Wednesday | May 14, 2014

The American ideal of “public education” has historically included a robust and complex conception of what it meant for education to be “public.” Included in that ideal were notions of elected local governance, universal accessibility, organic school-community relations and education for democratic citizenship. While American schools have often fallen short of that aspirational ideal, most especially in the segregation of schools by race and class, the ideal remained largely intact into the 21st century. But with the emergence of market based models of education reform, the meaning of “public education” has become contested. Democratic modes of governance are replaced by autocratic rule. Some now argue that “public schools” are nothing more than schools financed out of the public purse. Our panel approach will examine the meaning of “public” in “public education” from a variety of different perspectives.


Jeffrey Henig, Professor of Political Science and Education and Chair, Department of Education Policy & Social Analysis Politics & Education Program Coordinator, Teachers College, Columbia University

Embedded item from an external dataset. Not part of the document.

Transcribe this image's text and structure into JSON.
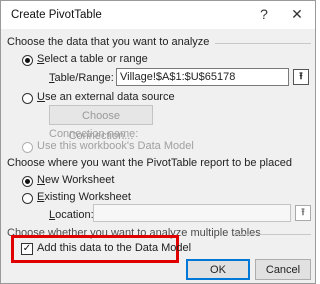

Zakiyah Ansari, Advocacy Director, New York State Alliance for Quality Education

Andy Smarick, Partner, Thought Leadership practice, Bellwether Education Partners


Deborah Meier, Senior Scholar, NYU’s Steinhardt School of Culture, Education and Human Development; Board member, Coalition of Essential Schools, FairTest, SOS and Dissent and The Nation magazines

Moderator: Leo Casey, Executive Director, Albert Shanker Institute

Sponsored by the Albert Shanker Institute and the American Federation of Teachers, this conversation series is designed to engender lively and informative discussions on important educational issues. We deliberately invite speakers with diverse perspectives, including views other than those of the AFT and the Albert Shanker Institute. What is important is that these participants are committed to genuine engagement with each other.